_EXERCISE BRIEF:_
Should a line in the entries below contain "TRACEDATA", return that line.

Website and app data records
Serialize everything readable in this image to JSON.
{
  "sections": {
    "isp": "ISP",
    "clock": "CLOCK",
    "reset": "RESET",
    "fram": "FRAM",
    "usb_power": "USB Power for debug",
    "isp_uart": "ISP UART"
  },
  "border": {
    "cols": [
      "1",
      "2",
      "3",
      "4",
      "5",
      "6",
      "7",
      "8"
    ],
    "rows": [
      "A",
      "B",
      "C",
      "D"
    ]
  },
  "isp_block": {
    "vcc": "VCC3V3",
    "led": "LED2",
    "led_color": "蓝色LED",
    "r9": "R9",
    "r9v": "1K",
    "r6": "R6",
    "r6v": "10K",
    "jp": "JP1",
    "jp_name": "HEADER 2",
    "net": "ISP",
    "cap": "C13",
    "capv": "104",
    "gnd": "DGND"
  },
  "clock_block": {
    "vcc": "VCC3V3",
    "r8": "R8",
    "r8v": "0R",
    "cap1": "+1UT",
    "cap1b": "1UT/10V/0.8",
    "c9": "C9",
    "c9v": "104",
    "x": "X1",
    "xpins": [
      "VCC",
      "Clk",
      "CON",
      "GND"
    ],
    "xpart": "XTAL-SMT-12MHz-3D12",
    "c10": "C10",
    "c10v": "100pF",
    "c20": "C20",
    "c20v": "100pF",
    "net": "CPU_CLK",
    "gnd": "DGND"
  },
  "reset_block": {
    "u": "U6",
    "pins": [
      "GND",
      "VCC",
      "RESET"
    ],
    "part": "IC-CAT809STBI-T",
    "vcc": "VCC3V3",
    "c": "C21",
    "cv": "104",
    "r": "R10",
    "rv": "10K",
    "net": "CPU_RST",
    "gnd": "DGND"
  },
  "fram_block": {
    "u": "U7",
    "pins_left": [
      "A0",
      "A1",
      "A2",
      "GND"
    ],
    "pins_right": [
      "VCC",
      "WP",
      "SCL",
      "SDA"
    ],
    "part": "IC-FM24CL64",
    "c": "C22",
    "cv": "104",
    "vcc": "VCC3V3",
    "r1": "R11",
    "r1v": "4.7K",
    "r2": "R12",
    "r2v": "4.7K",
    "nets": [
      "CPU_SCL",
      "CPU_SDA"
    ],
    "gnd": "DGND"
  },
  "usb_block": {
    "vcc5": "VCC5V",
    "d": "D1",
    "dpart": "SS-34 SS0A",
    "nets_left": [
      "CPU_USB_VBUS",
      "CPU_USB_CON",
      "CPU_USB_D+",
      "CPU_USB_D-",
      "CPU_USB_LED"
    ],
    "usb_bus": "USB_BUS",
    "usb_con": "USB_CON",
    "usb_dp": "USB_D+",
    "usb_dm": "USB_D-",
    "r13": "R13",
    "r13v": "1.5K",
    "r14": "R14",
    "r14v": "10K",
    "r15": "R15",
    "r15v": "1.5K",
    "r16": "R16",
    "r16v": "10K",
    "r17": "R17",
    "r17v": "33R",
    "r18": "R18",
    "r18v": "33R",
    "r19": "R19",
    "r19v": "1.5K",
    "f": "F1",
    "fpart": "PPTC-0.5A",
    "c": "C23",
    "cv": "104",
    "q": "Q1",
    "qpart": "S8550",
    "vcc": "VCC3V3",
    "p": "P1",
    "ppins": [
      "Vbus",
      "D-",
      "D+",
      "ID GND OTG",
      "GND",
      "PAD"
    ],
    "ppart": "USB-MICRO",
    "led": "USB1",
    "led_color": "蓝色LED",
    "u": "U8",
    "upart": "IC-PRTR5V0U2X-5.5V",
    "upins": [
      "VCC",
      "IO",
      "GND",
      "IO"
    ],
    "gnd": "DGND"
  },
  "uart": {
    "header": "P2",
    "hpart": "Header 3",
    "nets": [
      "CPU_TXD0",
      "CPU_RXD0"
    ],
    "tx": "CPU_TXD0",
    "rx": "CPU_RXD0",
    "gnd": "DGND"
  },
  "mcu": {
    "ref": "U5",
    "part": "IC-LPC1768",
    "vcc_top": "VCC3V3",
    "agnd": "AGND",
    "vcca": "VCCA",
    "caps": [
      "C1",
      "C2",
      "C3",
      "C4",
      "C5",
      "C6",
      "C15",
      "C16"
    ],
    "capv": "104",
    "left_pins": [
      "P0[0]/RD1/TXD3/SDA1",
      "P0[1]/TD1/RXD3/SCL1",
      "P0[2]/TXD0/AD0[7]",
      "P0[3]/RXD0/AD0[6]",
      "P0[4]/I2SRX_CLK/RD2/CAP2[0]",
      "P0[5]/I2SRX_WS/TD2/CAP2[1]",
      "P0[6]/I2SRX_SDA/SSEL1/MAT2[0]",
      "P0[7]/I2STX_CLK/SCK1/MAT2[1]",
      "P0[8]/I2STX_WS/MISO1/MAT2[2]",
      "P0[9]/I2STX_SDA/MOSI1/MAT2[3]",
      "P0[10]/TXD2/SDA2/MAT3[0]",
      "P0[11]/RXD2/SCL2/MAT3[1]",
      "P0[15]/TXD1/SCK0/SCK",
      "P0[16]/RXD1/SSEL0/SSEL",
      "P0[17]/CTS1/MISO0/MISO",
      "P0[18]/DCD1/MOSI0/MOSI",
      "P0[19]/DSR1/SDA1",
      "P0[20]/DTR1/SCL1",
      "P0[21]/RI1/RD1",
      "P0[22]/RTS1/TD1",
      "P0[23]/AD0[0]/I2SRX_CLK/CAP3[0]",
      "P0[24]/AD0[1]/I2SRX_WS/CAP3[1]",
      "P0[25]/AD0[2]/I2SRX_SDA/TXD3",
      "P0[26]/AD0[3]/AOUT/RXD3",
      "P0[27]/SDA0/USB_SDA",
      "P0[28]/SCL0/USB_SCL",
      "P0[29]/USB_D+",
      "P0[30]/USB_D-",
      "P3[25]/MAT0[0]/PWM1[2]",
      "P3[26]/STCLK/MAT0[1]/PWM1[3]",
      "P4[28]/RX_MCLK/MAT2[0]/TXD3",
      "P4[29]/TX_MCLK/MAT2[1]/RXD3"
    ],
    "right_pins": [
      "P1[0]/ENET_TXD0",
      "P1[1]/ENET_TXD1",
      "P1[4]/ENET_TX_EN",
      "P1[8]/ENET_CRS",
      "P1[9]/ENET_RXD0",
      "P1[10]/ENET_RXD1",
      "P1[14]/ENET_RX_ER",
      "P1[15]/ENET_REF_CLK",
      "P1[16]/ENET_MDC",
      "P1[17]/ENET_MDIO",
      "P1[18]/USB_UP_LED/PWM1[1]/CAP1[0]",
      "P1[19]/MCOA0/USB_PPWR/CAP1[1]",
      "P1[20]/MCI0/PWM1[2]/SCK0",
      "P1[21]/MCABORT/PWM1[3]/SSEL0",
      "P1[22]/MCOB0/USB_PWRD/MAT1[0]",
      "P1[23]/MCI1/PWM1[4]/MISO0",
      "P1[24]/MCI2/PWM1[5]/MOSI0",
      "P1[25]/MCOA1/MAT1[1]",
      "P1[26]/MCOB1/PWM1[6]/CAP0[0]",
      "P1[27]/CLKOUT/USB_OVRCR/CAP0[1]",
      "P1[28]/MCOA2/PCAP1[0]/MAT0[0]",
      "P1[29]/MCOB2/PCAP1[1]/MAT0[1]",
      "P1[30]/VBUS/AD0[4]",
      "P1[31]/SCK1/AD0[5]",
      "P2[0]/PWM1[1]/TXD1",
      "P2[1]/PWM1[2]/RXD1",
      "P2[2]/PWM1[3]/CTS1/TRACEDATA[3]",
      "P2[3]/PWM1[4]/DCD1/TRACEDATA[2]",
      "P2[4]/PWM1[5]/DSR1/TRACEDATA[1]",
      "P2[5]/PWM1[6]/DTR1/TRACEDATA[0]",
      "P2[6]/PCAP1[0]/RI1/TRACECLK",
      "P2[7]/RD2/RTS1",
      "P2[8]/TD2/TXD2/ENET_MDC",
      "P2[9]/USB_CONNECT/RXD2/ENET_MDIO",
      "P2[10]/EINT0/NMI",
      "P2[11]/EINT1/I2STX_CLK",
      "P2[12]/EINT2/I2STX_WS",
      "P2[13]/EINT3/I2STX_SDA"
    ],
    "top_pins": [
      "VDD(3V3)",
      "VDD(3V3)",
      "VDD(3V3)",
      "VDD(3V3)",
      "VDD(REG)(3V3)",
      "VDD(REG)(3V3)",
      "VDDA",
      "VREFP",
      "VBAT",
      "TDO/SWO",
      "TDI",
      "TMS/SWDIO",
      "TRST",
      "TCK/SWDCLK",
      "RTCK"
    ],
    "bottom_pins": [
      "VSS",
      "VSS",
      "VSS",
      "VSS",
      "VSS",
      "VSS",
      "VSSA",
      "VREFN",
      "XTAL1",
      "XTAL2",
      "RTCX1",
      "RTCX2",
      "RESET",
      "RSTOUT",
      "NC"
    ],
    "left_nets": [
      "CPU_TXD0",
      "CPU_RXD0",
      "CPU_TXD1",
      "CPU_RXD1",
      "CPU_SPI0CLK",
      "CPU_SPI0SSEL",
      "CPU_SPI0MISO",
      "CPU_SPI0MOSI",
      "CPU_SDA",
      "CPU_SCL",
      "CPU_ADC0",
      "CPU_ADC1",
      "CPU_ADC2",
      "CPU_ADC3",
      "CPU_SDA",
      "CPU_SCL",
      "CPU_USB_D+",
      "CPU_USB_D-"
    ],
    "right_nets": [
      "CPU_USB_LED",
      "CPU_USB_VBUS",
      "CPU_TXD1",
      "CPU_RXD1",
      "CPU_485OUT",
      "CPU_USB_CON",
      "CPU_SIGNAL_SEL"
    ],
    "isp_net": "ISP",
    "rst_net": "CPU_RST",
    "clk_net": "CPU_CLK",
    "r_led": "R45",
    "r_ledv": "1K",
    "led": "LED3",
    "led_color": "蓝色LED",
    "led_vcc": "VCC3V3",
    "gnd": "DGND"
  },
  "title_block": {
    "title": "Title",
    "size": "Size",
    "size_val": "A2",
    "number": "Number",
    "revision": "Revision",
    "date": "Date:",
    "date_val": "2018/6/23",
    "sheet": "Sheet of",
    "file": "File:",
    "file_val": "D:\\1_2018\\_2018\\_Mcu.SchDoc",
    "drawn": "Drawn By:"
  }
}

_EXERCISE RESULT:_
      "P2[2]/PWM1[3]/CTS1/TRACEDATA[3]",
      "P2[3]/PWM1[4]/DCD1/TRACEDATA[2]",
      "P2[4]/PWM1[5]/DSR1/TRACEDATA[1]",
      "P2[5]/PWM1[6]/DTR1/TRACEDATA[0]",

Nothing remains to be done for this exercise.